Girl unexpectedly falls in love with girl. They kiss…and a senseless act of violence threatens everything they have. That’s the premise of Stop Kiss, the acclaimed play written by Diana Son. Set in 1998 in New York City, it addresses issues of intolerance and prejudice faced by many members of the LGBTQ community.
It is directed by Meghan Brodie, an assistant professor of theater, and is presented by the Ursinus College Department of Theater and Dance.
“Stop Kiss has been on my directing wish list for several years because I think it is a tightly-crafted story of unexpected love,” says Brodie, an Ursinus graduate and the college’s first theater major.
The story, told out of chronological order, follows Sara and Callie as they walk through New York City late at night and share their first kiss. A vicious attack by a bystander transforms their lives in a way both women could never anticipate.

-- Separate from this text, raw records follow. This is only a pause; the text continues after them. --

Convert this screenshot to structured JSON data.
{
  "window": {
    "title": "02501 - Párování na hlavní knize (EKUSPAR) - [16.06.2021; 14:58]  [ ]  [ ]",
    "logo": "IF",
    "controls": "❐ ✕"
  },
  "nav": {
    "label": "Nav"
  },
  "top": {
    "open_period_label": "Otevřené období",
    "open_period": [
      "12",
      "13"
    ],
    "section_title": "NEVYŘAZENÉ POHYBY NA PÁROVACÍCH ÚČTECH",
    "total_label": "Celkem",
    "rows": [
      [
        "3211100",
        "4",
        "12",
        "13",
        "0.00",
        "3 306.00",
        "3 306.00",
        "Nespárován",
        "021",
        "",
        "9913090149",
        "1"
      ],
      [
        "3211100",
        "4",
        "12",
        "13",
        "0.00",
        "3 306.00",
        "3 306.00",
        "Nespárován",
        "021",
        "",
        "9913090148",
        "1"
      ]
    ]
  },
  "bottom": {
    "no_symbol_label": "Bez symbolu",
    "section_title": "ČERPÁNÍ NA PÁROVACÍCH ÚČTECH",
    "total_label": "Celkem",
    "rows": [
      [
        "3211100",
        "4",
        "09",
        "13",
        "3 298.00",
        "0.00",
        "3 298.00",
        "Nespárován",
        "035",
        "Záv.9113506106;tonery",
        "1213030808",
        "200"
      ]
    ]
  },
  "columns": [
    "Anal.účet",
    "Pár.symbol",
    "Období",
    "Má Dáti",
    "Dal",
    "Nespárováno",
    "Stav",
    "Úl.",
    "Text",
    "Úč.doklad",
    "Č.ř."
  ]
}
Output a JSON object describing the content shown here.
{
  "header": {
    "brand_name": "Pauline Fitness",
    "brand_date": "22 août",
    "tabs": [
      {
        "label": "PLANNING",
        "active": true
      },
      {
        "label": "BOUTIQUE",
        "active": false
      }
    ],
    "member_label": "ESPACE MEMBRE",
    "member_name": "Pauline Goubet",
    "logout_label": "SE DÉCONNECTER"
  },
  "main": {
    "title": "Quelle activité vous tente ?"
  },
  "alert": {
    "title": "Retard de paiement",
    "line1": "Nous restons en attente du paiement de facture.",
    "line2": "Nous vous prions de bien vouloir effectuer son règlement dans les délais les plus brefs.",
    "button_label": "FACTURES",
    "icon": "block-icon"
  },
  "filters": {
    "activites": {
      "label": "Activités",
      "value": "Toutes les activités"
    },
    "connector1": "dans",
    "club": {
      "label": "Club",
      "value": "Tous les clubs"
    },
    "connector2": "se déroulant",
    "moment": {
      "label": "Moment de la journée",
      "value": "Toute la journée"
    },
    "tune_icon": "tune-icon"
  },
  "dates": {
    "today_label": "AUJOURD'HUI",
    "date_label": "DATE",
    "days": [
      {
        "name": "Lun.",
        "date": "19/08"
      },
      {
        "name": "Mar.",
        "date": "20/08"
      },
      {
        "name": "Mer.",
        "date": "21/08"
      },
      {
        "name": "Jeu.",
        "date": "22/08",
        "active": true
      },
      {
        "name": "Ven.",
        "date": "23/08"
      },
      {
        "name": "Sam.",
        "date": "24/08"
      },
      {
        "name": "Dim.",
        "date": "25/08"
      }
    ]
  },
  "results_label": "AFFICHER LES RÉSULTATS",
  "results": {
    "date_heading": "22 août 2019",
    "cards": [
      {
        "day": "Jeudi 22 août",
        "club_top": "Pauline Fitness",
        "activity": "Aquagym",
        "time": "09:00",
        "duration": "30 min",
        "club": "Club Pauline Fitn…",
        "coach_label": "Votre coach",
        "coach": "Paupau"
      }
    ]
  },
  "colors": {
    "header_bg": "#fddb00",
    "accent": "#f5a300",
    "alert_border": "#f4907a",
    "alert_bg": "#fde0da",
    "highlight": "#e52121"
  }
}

The narrative moves back and forth in time, switching between the weeks leading up to the attack on two women and the weeks following the attack.
Brodie says, “The play is a reminder that we must work toward creating a world in which our shared humanity prevails over the ignorance and hate aimed at those whose sexuality, race, religion, ability, or gender expression are viewed as non-normative.”
“I think Stop Kiss highlights the senselessness of hate crime and the horrible irony of responding to love with violence,” she says.
This six-actor play stars Ursinus student actors Juju Bonilla, Skyler Gailing, Tommy Armstrong, Christian Eagen, Arthur Robinson, and Annie Rudman.
Tickets are $5 for Ursinus students and faculty and staff, and for seniors, and $8 general admission. Visit ursinus.tix.com. –by Ed Moorhouse